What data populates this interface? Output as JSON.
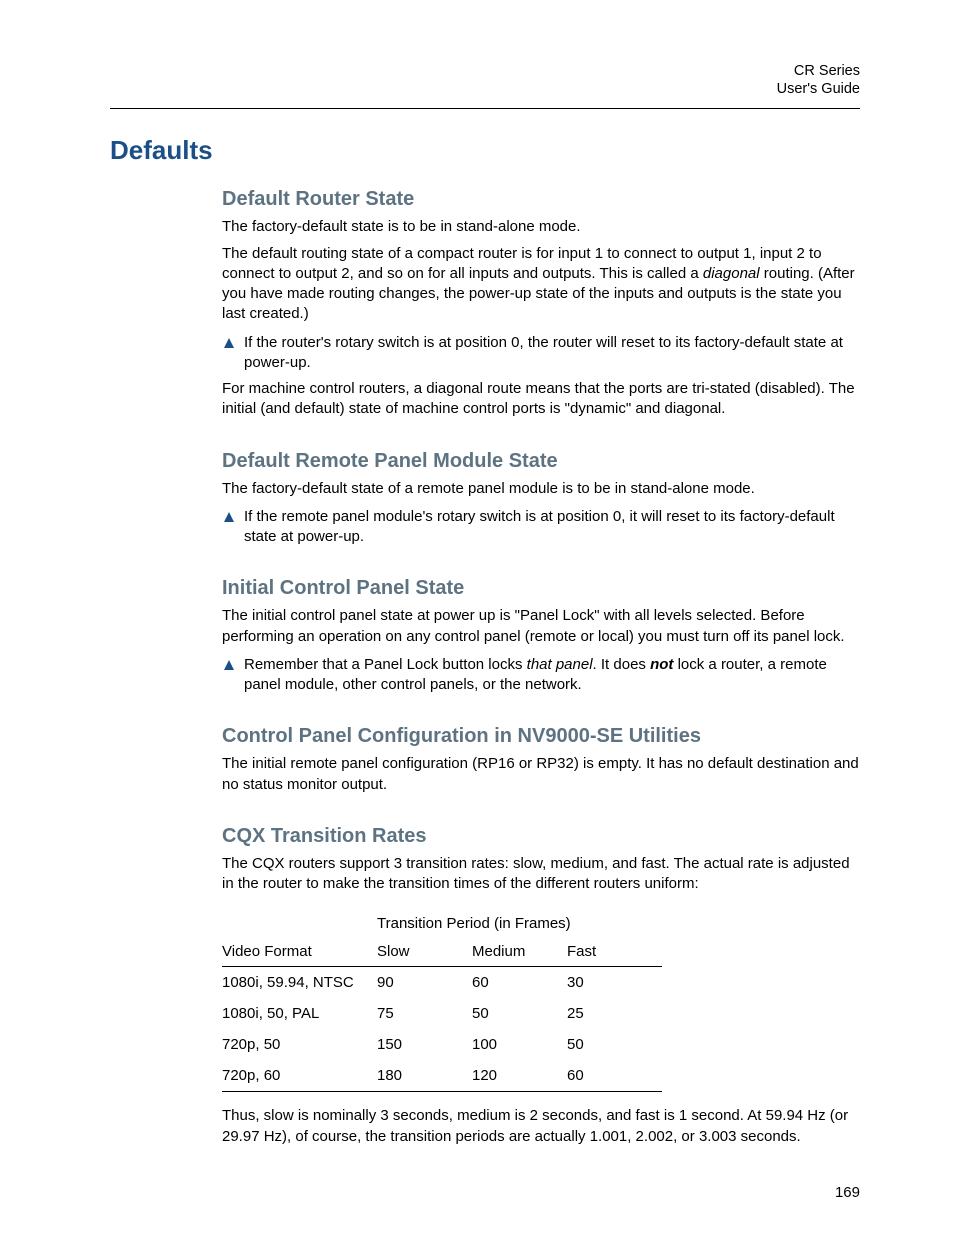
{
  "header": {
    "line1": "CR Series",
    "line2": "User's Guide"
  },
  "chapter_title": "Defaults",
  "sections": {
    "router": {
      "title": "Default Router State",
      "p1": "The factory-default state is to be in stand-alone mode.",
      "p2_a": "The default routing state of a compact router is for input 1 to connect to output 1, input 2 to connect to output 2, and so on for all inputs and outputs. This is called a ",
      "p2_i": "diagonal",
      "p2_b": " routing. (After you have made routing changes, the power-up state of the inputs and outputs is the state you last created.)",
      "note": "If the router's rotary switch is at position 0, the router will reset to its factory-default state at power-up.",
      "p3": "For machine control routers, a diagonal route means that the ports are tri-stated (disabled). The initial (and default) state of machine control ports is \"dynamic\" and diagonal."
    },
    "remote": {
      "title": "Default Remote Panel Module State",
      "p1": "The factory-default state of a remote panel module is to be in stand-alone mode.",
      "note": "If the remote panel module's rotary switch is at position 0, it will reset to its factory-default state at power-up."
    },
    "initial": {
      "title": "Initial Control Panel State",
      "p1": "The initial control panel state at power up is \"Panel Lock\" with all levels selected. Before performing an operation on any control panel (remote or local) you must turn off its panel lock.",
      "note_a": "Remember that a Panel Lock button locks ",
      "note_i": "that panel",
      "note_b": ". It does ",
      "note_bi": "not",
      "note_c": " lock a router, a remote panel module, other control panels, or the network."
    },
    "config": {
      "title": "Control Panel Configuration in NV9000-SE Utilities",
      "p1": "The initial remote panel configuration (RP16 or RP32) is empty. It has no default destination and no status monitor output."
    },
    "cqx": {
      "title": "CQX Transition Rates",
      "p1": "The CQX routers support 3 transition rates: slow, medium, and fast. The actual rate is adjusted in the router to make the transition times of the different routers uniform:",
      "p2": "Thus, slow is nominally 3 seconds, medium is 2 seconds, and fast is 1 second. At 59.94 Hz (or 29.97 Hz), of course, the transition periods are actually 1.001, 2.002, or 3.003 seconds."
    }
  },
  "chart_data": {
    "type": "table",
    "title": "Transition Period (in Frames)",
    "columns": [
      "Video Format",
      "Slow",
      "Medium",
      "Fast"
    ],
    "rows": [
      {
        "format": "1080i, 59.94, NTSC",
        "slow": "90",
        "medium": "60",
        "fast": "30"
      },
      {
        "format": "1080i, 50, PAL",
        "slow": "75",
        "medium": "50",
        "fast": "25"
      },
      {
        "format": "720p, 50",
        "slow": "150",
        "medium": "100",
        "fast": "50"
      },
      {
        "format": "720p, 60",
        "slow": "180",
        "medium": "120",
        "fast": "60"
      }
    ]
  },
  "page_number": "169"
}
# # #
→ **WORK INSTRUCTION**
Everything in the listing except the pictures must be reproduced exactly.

→ **RESULT OF THE TASK**
What data populates this interface? Output as JSON.
{
  "header": {
    "line1": "CR Series",
    "line2": "User's Guide"
  },
  "chapter_title": "Defaults",
  "sections": {
    "router": {
      "title": "Default Router State",
      "p1": "The factory-default state is to be in stand-alone mode.",
      "p2_a": "The default routing state of a compact router is for input 1 to connect to output 1, input 2 to connect to output 2, and so on for all inputs and outputs. This is called a ",
      "p2_i": "diagonal",
      "p2_b": " routing. (After you have made routing changes, the power-up state of the inputs and outputs is the state you last created.)",
      "note": "If the router's rotary switch is at position 0, the router will reset to its factory-default state at power-up.",
      "p3": "For machine control routers, a diagonal route means that the ports are tri-stated (disabled). The initial (and default) state of machine control ports is \"dynamic\" and diagonal."
    },
    "remote": {
      "title": "Default Remote Panel Module State",
      "p1": "The factory-default state of a remote panel module is to be in stand-alone mode.",
      "note": "If the remote panel module's rotary switch is at position 0, it will reset to its factory-default state at power-up."
    },
    "initial": {
      "title": "Initial Control Panel State",
      "p1": "The initial control panel state at power up is \"Panel Lock\" with all levels selected. Before performing an operation on any control panel (remote or local) you must turn off its panel lock.",
      "note_a": "Remember that a Panel Lock button locks ",
      "note_i": "that panel",
      "note_b": ". It does ",
      "note_bi": "not",
      "note_c": " lock a router, a remote panel module, other control panels, or the network."
    },
    "config": {
      "title": "Control Panel Configuration in NV9000-SE Utilities",
      "p1": "The initial remote panel configuration (RP16 or RP32) is empty. It has no default destination and no status monitor output."
    },
    "cqx": {
      "title": "CQX Transition Rates",
      "p1": "The CQX routers support 3 transition rates: slow, medium, and fast. The actual rate is adjusted in the router to make the transition times of the different routers uniform:",
      "p2": "Thus, slow is nominally 3 seconds, medium is 2 seconds, and fast is 1 second. At 59.94 Hz (or 29.97 Hz), of course, the transition periods are actually 1.001, 2.002, or 3.003 seconds."
    }
  },
  "chart_data": {
    "type": "table",
    "title": "Transition Period (in Frames)",
    "columns": [
      "Video Format",
      "Slow",
      "Medium",
      "Fast"
    ],
    "rows": [
      {
        "format": "1080i, 59.94, NTSC",
        "slow": "90",
        "medium": "60",
        "fast": "30"
      },
      {
        "format": "1080i, 50, PAL",
        "slow": "75",
        "medium": "50",
        "fast": "25"
      },
      {
        "format": "720p, 50",
        "slow": "150",
        "medium": "100",
        "fast": "50"
      },
      {
        "format": "720p, 60",
        "slow": "180",
        "medium": "120",
        "fast": "60"
      }
    ]
  },
  "page_number": "169"
}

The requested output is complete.